■ **PROVIDED RECORDS**:
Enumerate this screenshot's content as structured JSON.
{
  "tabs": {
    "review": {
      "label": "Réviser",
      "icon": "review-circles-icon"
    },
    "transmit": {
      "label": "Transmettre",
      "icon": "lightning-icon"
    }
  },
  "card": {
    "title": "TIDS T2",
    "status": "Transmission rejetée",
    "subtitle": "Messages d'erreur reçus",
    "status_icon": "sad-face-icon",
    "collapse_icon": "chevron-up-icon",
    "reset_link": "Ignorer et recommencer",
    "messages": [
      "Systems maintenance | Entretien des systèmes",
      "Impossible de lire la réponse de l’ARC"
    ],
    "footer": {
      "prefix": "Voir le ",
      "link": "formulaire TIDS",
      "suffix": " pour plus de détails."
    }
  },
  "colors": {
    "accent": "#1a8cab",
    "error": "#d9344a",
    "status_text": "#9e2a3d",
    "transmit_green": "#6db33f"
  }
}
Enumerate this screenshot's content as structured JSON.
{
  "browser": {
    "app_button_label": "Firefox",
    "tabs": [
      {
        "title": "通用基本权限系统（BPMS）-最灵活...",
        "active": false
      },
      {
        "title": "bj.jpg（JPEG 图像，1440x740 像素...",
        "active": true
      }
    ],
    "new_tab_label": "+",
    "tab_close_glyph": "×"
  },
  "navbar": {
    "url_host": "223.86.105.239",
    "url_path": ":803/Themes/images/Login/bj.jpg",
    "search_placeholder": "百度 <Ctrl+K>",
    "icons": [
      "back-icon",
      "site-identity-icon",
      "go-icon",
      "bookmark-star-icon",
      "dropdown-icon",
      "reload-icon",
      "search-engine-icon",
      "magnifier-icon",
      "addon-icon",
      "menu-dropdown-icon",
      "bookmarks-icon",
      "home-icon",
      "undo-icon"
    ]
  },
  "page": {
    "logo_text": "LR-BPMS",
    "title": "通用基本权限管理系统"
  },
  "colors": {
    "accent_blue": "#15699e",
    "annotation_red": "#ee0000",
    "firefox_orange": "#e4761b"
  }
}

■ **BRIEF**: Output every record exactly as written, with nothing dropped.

■ **TASK OUTPUT**:
Enumerate this screenshot's content as structured JSON.
{
  "tabs": {
    "review": {
      "label": "Réviser",
      "icon": "review-circles-icon"
    },
    "transmit": {
      "label": "Transmettre",
      "icon": "lightning-icon"
    }
  },
  "card": {
    "title": "TIDS T2",
    "status": "Transmission rejetée",
    "subtitle": "Messages d'erreur reçus",
    "status_icon": "sad-face-icon",
    "collapse_icon": "chevron-up-icon",
    "reset_link": "Ignorer et recommencer",
    "messages": [
      "Systems maintenance | Entretien des systèmes",
      "Impossible de lire la réponse de l’ARC"
    ],
    "footer": {
      "prefix": "Voir le ",
      "link": "formulaire TIDS",
      "suffix": " pour plus de détails."
    }
  },
  "colors": {
    "accent": "#1a8cab",
    "error": "#d9344a",
    "status_text": "#9e2a3d",
    "transmit_green": "#6db33f"
  }
}
Enumerate this screenshot's content as structured JSON.
{
  "browser": {
    "app_button_label": "Firefox",
    "tabs": [
      {
        "title": "通用基本权限系统（BPMS）-最灵活...",
        "active": false
      },
      {
        "title": "bj.jpg（JPEG 图像，1440x740 像素...",
        "active": true
      }
    ],
    "new_tab_label": "+",
    "tab_close_glyph": "×"
  },
  "navbar": {
    "url_host": "223.86.105.239",
    "url_path": ":803/Themes/images/Login/bj.jpg",
    "search_placeholder": "百度 <Ctrl+K>",
    "icons": [
      "back-icon",
      "site-identity-icon",
      "go-icon",
      "bookmark-star-icon",
      "dropdown-icon",
      "reload-icon",
      "search-engine-icon",
      "magnifier-icon",
      "addon-icon",
      "menu-dropdown-icon",
      "bookmarks-icon",
      "home-icon",
      "undo-icon"
    ]
  },
  "page": {
    "logo_text": "LR-BPMS",
    "title": "通用基本权限管理系统"
  },
  "colors": {
    "accent_blue": "#15699e",
    "annotation_red": "#ee0000",
    "firefox_orange": "#e4761b"
  }
}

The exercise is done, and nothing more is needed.